Today, unreported (as are most important legal issues), Elena Kagan, President Obama's choice for to be the next Solicitor General had her first confirmation hearing before the Senate Judiciary committee. This is important for many reasons.
First, Kagan is extremely liberal, which will mean a significant shift in government positions, both in the cases it chooses to appeal and in the amicus briefs it chooses to file. I, of course, as a more 'conservative' (read: textualist) interpreter of law, don't so much like that. Some others will. I have some other issues with her, not the least of which is that she has never argued a case before any appeals court (including the big 'c' Court). Given that the entire job of the solicitor general is to argue cases on behalf of the government before the Court, it doesn't seem to be the best of ideas to give her the big guns. I in no way doubt her intelligence, though. She is certainly capable, having clerked for Justice Thurgood Marshall and been dean of the Harvard Law School. In some ways, though, especially in the rough-and-tumble world that is Supreme Court oral argument, it is probably best to have a least a little experience before advancing to the Big Leagues. Maybe she'll turn out to be excellent in oral argument; I'll certainly be paying attention.
The second, and possibly more important, reason that this is important is that she has been mentioned as being on the short list for a possible Supreme Court vacancy. Given Ruth Bader Ginsburg's recent pancreatic cancer diagnosis (though caught early, the disease still has only a 5% survival rate within five years), this is especially pertinent. If Ginsburg were to go, Obama would almost certainly appoint another woman (sorry, Cass Sunstein; you'll have to wait until Stevens dies or Souter resigns). Kagan may be the one. Again, however (though this may be putting the cart before the horse), I have a pretty major issue with someone who has never been a judge being appointed to the Supreme Court. Remember Harriet Miers? The woman was certainly a fine attorney (you don't become White House Counsel without knowing something). However, she bombed, and I mean bombed, her pre-confirmation meetings with senators. She had never been a judge or argued before the Supremes so was caught unaware with her nomination. Every member on the current court had been a judge before becoming a justice. There is a reason for expecting the ultimate arbiters of the constitutionality of law to be experienced, and we'd be fools not to demand that.

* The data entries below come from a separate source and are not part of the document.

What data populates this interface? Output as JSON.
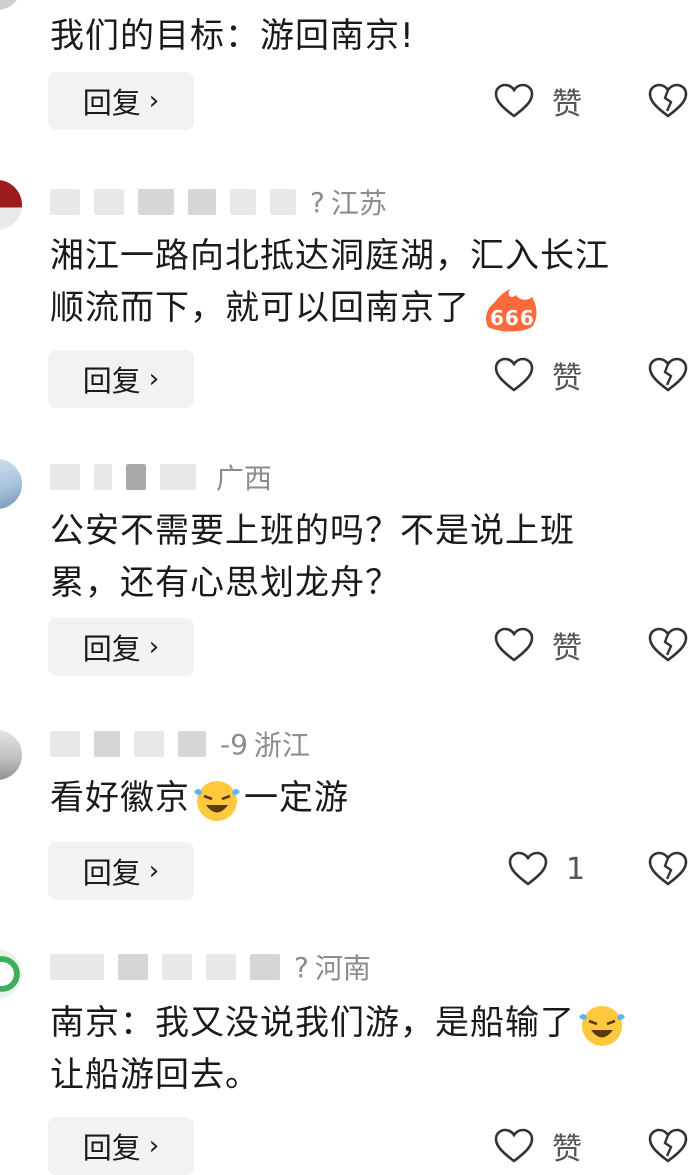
{
  "comments": [
    {
      "region": "",
      "meta_tail": "",
      "text": "我们的目标：游回南京!",
      "reply_label": "回复",
      "like_label": "赞"
    },
    {
      "region": "江苏",
      "meta_tail": "?",
      "text_line1": "湘江一路向北抵达洞庭湖，汇入长江",
      "text_line2": "顺流而下，就可以回南京了",
      "reply_label": "回复",
      "like_label": "赞"
    },
    {
      "region": "广西",
      "meta_tail": "",
      "text_line1": "公安不需要上班的吗？不是说上班",
      "text_line2": "累，还有心思划龙舟？",
      "reply_label": "回复",
      "like_label": "赞"
    },
    {
      "region": "浙江",
      "meta_tail": "-9",
      "text_before": "看好徽京",
      "text_after": "一定游",
      "reply_label": "回复",
      "like_label": "1"
    },
    {
      "region": "河南",
      "meta_tail": "?",
      "text_line1": "南京：我又没说我们游，是船输了",
      "text_line2": "让船游回去。",
      "reply_label": "回复",
      "like_label": "赞"
    }
  ],
  "icons": {
    "like": "heart-outline-icon",
    "dislike": "broken-heart-icon",
    "reply_chevron": "chevron-right-icon"
  },
  "colors": {
    "text": "#1a1a1a",
    "meta": "#8c8c8c",
    "button_bg": "#f2f2f2",
    "icon": "#333333"
  }
}
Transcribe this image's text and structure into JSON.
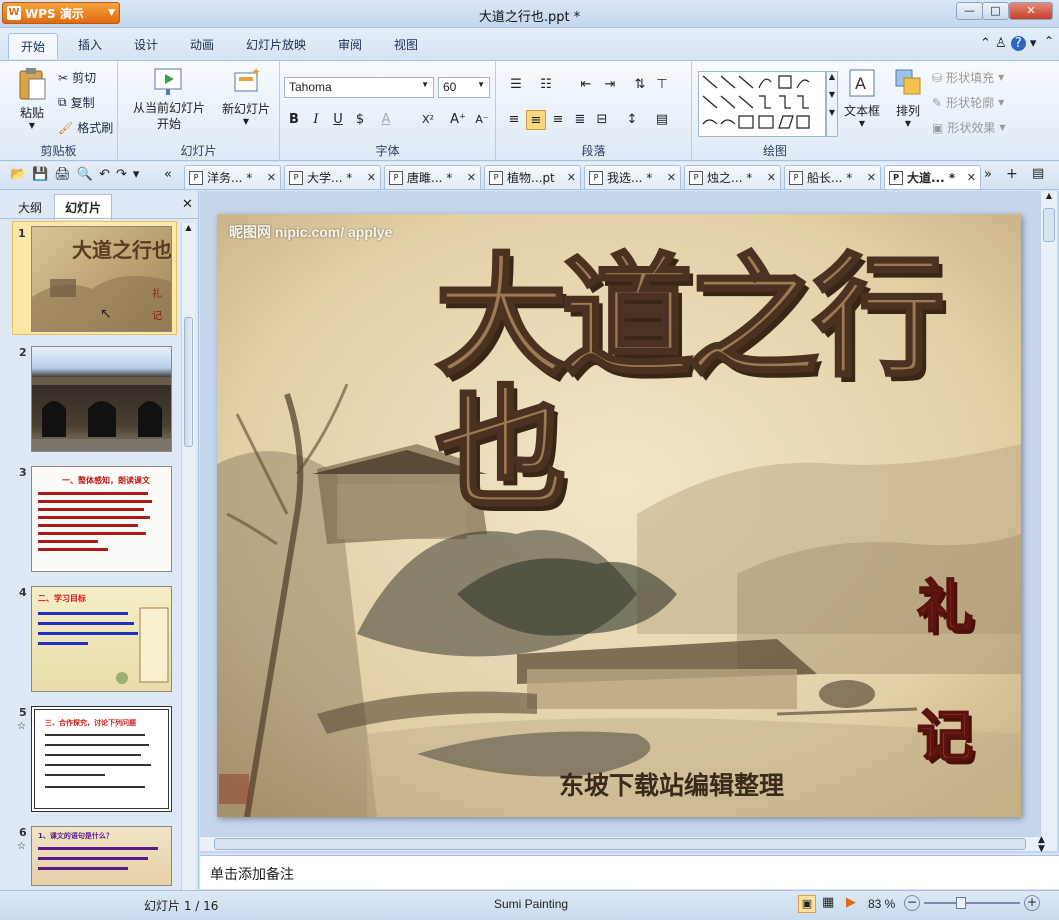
{
  "app": {
    "name": "WPS 演示",
    "title": "大道之行也.ppt *"
  },
  "window_controls": {
    "minimize": "—",
    "maximize": "□",
    "close": "✕"
  },
  "ribbon_tabs": [
    "开始",
    "插入",
    "设计",
    "动画",
    "幻灯片放映",
    "审阅",
    "视图"
  ],
  "clipboard": {
    "paste": "粘贴",
    "cut": "剪切",
    "copy": "复制",
    "format_painter": "格式刷",
    "group": "剪贴板"
  },
  "slides_group": {
    "from_current": "从当前幻灯片",
    "start": "开始",
    "new_slide": "新幻灯片",
    "group": "幻灯片"
  },
  "font_group": {
    "font_name": "Tahoma",
    "font_size": "60",
    "group": "字体"
  },
  "paragraph_group": {
    "group": "段落"
  },
  "drawing_group": {
    "textbox": "文本框",
    "arrange": "排列",
    "shape_fill": "形状填充",
    "shape_outline": "形状轮廓",
    "shape_effect": "形状效果",
    "group": "绘图"
  },
  "doc_tabs": [
    "洋务... *",
    "大学... *",
    "唐雎... *",
    "植物...pt",
    "我选... *",
    "烛之... *",
    "船长... *",
    "大道... *"
  ],
  "panel_tabs": {
    "outline": "大纲",
    "slides": "幻灯片"
  },
  "thumbnails": [
    {
      "num": "1"
    },
    {
      "num": "2"
    },
    {
      "num": "3",
      "heading": "一、整体感知，朗读课文"
    },
    {
      "num": "4",
      "heading": "二、学习目标"
    },
    {
      "num": "5",
      "heading": "三、合作探究，讨论下列问题"
    },
    {
      "num": "6",
      "heading": "1、课文的语句是什么？"
    }
  ],
  "slide": {
    "watermark": "昵图网 nipic.com/ applye",
    "title": "大道之行也",
    "side_char_1": "礼",
    "side_char_2": "记",
    "subtitle": "东坡下载站编辑整理"
  },
  "notes_placeholder": "单击添加备注",
  "status": {
    "slide_count": "幻灯片 1 / 16",
    "theme": "Sumi Painting",
    "zoom": "83 %"
  }
}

I have little doubt that Kagan will be confirmed as SG. I have graver doubts about whether she could win appointment to the Court, if a vacancy should arise before she can establish herself much within the Justice Department. I don't know how close of a rein Eric Holder will hold 'er to (ha, puns), but it will be interesting to see where the SG goes from here.